In the end it is, ironically, Emmett's willingness to accept the ways he is different which reveals the way he is the same as everyone else in that each character harbors unique quirks of character that compliment each other. This should sound familiar if you have ever heard me talk about the Kids Cooperate philosophy of practice.
Our curriculum is built around the dialectic idea that a person has to unconditionally accept themselves as they are before change is possible. That is the principle behind the way curriculum is developed to support a space where the group members can share and find community in their idiosyncrasies, while gaining greater awareness of their social emotional strengths and challenges and learning tools to reach across what separates them from their peers in order to make connections.
Empathy is about making an emotional connection. One of the greatest roadblocks to gaining a greater sense of empathy is knowing the right questions to ask. Until kids learn how to ask questions that elicit an emotional response, other people's thoughts and feelings can seem locked in a black box. This is especially true for children and adolescents who are on the autism spectrum.
Beyond being the kind of quality we want to posses because it makes us good, empathy has immense pragmatic value as well. It allows a person to understand and anticipate the needs of friends, family and co-workers. It makes it possible to process and ameliorate the anger and aggression of antagonists. It makes it easier to negotiate and persuade.
In social group we have been working on understanding and reading body language, asking open ended questions, and demonstrating empathetic listening. This week we will bring it all together in a talkshow/game format. It is going to be fun. Instead of our regular connected conversation time where the kids share news from the week, each child will have an interviewer who will work to draw out and understand the feelings behind the stories. An important skill to practice will be recognizing the signs of the discomfort that comes from pushing the boundary of how much a person is comfortable sharing and then honoring that boundary.
Here are a few tips for effectively persuading parents generated by the middle school group.Read More

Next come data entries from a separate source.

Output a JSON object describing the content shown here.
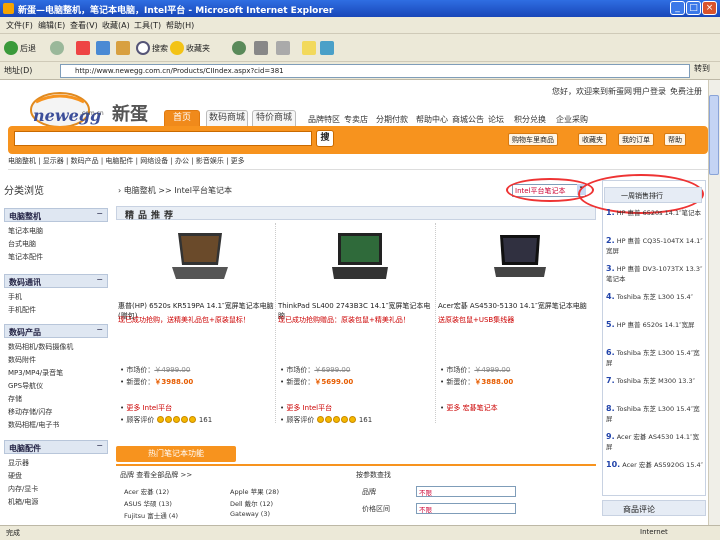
{
  "window": {
    "title": "新蛋—电脑整机，笔记本电脑，Intel平台 - Microsoft Internet Explorer",
    "btn_min": "_",
    "btn_max": "□",
    "btn_close": "×"
  },
  "menu": [
    "文件(F)",
    "编辑(E)",
    "查看(V)",
    "收藏(A)",
    "工具(T)",
    "帮助(H)"
  ],
  "toolbar": {
    "back": "后退",
    "search": "搜索",
    "favorites": "收藏夹"
  },
  "address": {
    "label": "地址(D)",
    "url": "http://www.newegg.com.cn/Products/CIIndex.aspx?cid=381",
    "go": "转到"
  },
  "site": {
    "logo_text": "newegg",
    "logo_sub": ".com.cn",
    "logo_cn": "新蛋",
    "toplinks": [
      "您好，欢迎来到新蛋网！",
      "用户登录",
      "免费注册"
    ],
    "tabs": [
      "首页",
      "数码商城",
      "特价商城"
    ],
    "navlinks": [
      "品牌特区",
      "专卖店",
      "分期付款",
      "帮助中心",
      "商城公告",
      "论坛",
      "积分兑换",
      "企业采购"
    ],
    "search_btn": "搜",
    "cart_links": [
      "购物车里商品",
      "收藏夹",
      "我的订单",
      "帮助"
    ],
    "subnav": "电脑整机 | 显示器 | 数码产品 | 电脑配件 | 网络设备 | 办公 | 影音娱乐 | 更多"
  },
  "sidebar": {
    "title": "分类浏览",
    "categories": [
      {
        "name": "电脑整机",
        "items": [
          "笔记本电脑",
          "台式电脑",
          "笔记本配件"
        ]
      },
      {
        "name": "数码通讯",
        "items": [
          "手机",
          "手机配件"
        ]
      },
      {
        "name": "数码产品",
        "items": [
          "数码相机/数码摄像机",
          "数码附件",
          "MP3/MP4/录音笔",
          "GPS导航仪",
          "存储",
          "移动存储/闪存",
          "数码相框/电子书"
        ]
      },
      {
        "name": "电脑配件",
        "items": [
          "显示器",
          "硬盘",
          "内存/显卡",
          "机箱/电源"
        ]
      }
    ]
  },
  "breadcrumb": "› 电脑整机 >> Intel平台笔记本",
  "select_value": "Intel平台笔记本",
  "recommend": "精品推荐",
  "products": [
    {
      "name": "惠普(HP) 6520s KR519PA 14.1″宽屏笔记本电脑(赠包)",
      "promo": "现已成功抢购，送精美礼品包+原装鼠标！",
      "market_label": "市场价：",
      "market_price": "￥4999.00",
      "sale_label": "新蛋价：",
      "sale_price": "￥3988.00",
      "more": "更多 Intel平台",
      "review": "顾客评价"
    },
    {
      "name": "ThinkPad SL400 2743B3C 14.1″宽屏笔记本电脑",
      "promo": "现已成功抢购赠品：原装包鼠+精美礼品！",
      "market_label": "市场价：",
      "market_price": "￥6999.00",
      "sale_label": "新蛋价：",
      "sale_price": "￥5699.00",
      "more": "更多 Intel平台",
      "review": "顾客评价"
    },
    {
      "name": "Acer宏碁 AS4530-5130 14.1″宽屏笔记本电脑",
      "promo": "送原装包鼠+USB集线器",
      "market_label": "市场价：",
      "market_price": "￥4999.00",
      "sale_label": "新蛋价：",
      "sale_price": "￥3888.00",
      "more": "更多 宏碁笔记本",
      "review": ""
    }
  ],
  "stars_label": "161",
  "hot_button": "热门笔记本功能",
  "brand_section": {
    "title": "品牌 查看全部品牌 >>",
    "brands": [
      "Acer 宏碁 (12)",
      "ASUS 华硕 (13)",
      "Fujitsu 富士通 (4)",
      "Apple 苹果 (28)",
      "Dell 戴尔 (12)",
      "Gateway (3)"
    ]
  },
  "search_form": {
    "title": "按参数查找",
    "labels": [
      "品牌",
      "价格区间"
    ],
    "values": [
      "不限",
      "不限"
    ]
  },
  "ranking": {
    "title": "一周销售排行",
    "items": [
      "HP 惠普 6520s 14.1″笔记本",
      "HP 惠普 CQ35-104TX 14.1″宽屏",
      "HP 惠普 DV3-1073TX 13.3″笔记本",
      "Toshiba 东芝 L300 15.4″",
      "HP 惠普 6520s 14.1″宽屏",
      "Toshiba 东芝 L300 15.4″宽屏",
      "Toshiba 东芝 M300 13.3″",
      "Toshiba 东芝 L300 15.4″宽屏",
      "Acer 宏碁 AS4530 14.1″宽屏",
      "Acer 宏碁 AS5920G 15.4″"
    ]
  },
  "comments_title": "商品评论",
  "status": {
    "left": "完成",
    "right": "Internet"
  }
}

Behavioral change requests are the "abracadabra" of the magic word game.Read More
Dude is a fun way to teach eye contact, which is important because it is a social marker for a wide variety of expressions including trust, respect, interest, and understanding. Eye contact also creates an ineffable human connection which is difficult to quantify or describe, and lack of eye contact makes it difficult to trust someone.Read More
There are pragmatic benefits to discussing the news in social group. Top news stories serve as a kind of socially appropriate filler conversation similar to the weather, but with greater gravitas. Another important pragmatic benefit is that by hearing the stories in a calm and supported context, they are less likely to cause distress when they are heard or seen on television or radio.Read More
The trick when teaching the reading of facial expression is that while each person expresses happiness, gratitude, anger, and frustration uniquely, there is an almost ineffable element of commonality just below the surface which can be difficult to identify.Read More
Joinin a group of people already engaged in an activity is one of the most difficult things to do. I'm sure that you've been in a social situation and recognize the feeling of looking around the room and seeing everyone already gathered into groups, discussing work, sports, and politics.